That being said, there is much to be praised in Court Theatre’s dramatic allegory. This work draws on French Existentialism, African-American folk lure with infusion of jazz-like improv as the show’s style moves from realism to surrealism, from tragedy to satire, to slapstick comedy with moments of high drama. Perhaps if this production wasn’t so ambitious the sprawling work would have resonated better with the audience. And having the heat turned almost to a boil further wore out the audience. Me and many other audience members fought hard to stay away. Trying to do too much in an overly long and dense show simply overloaded the audience.
But once the show is trimmed and refocused, Invisible Man will emerge as a masterful stage work. After all the text of the Invisible Man remains an important depiction of the American experience. Teagle F. Bougere’s tour de force performance as the Invisible Man demonstrates the human search for identity by an anti-hero everyman. I.M. struggles to find out who and what he is by leaving college and traveling to NYC’s Harlem. He tries in vain to find work, he gets injured in a paint factory, ends up living in boarding house run by a strong woman. I.M. demonstrates powerful oratory skills that leads the Brotherhood (Communists?) to employ him as a incendiary public speaker. The injustice of evictions and police shootings fuel I.M.’s rage.

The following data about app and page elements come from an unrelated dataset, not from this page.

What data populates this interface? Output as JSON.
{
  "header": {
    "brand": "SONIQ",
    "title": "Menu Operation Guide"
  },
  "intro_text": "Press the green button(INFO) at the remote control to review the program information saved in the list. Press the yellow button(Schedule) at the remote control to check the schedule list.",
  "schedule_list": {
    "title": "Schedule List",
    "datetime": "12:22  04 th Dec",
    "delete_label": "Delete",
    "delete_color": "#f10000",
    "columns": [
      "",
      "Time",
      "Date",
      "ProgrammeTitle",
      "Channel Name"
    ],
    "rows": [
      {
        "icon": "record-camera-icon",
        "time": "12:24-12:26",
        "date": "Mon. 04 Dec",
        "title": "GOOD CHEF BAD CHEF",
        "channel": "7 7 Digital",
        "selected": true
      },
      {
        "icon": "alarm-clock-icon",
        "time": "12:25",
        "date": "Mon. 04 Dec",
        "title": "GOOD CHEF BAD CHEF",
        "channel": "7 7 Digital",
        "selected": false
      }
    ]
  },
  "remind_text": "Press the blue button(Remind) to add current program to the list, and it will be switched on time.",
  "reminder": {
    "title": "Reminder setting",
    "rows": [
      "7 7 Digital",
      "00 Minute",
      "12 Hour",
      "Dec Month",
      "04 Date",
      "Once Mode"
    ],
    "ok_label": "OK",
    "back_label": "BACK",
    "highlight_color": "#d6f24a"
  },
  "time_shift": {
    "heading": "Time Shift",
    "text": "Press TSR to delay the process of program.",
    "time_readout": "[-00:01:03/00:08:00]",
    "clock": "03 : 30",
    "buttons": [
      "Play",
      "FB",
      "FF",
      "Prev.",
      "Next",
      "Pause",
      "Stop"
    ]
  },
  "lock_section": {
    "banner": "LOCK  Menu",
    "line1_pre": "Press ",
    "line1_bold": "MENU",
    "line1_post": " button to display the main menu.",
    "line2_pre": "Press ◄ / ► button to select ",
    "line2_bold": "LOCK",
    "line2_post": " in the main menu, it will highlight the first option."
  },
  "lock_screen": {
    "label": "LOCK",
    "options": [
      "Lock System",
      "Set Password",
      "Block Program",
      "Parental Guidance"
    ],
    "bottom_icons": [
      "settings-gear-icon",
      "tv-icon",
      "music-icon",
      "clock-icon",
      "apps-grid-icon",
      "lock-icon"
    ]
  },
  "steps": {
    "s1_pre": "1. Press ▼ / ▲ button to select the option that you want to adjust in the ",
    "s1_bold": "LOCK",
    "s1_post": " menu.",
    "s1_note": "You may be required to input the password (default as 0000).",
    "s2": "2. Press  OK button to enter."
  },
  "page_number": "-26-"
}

We witness several nicely stage scenes as director McElroen utilizes hot jazz, period photos and video as well an ever-portable s set (Troy Hourie’s set and Alex Koch’s projections) to convey the backdrop of I.M.’s journey.
I.M.comes off to me as more of a victim or pawn than a determined agent of change. He is manipulated by forces beyond his control. My main confusion lies in my belief that as presented, I.M. seems to be ruled more by events and others than driven by his own desires. Not having read the novel, I can’t tell if that is true to the source material.
This production has strong supporting players including Lance Stuart Baker, KennE. Head, A.C. Smith and Tracey N. Bonner. Once this work is refocused and trimmed, it’ll become an important theatrical work respectful of the groundbreaking 1952 novel. It is definitely worth a look – just stop at Starbucks for a jolt of caffeine so you won’t miss anything.
Talk Theatre in Chicago podcast
Date Reviewed: January 21, 2012
For more info checkout the Invisible Man page on theatreinchicago.com
At Court Theatre, 5535 S.Ellis, Chicago, IL, call 773-753-4472, www.courttheatre.org, tickets $45 – $65, Wed. & Thurs. at 7:30 pm, Fridays at 8 pm, Saturdays at 3 & 8 pm, Sundays at 2:30 & 7:30 pm, running time is 205 minutes with 2 intermissions,through February 19, 2012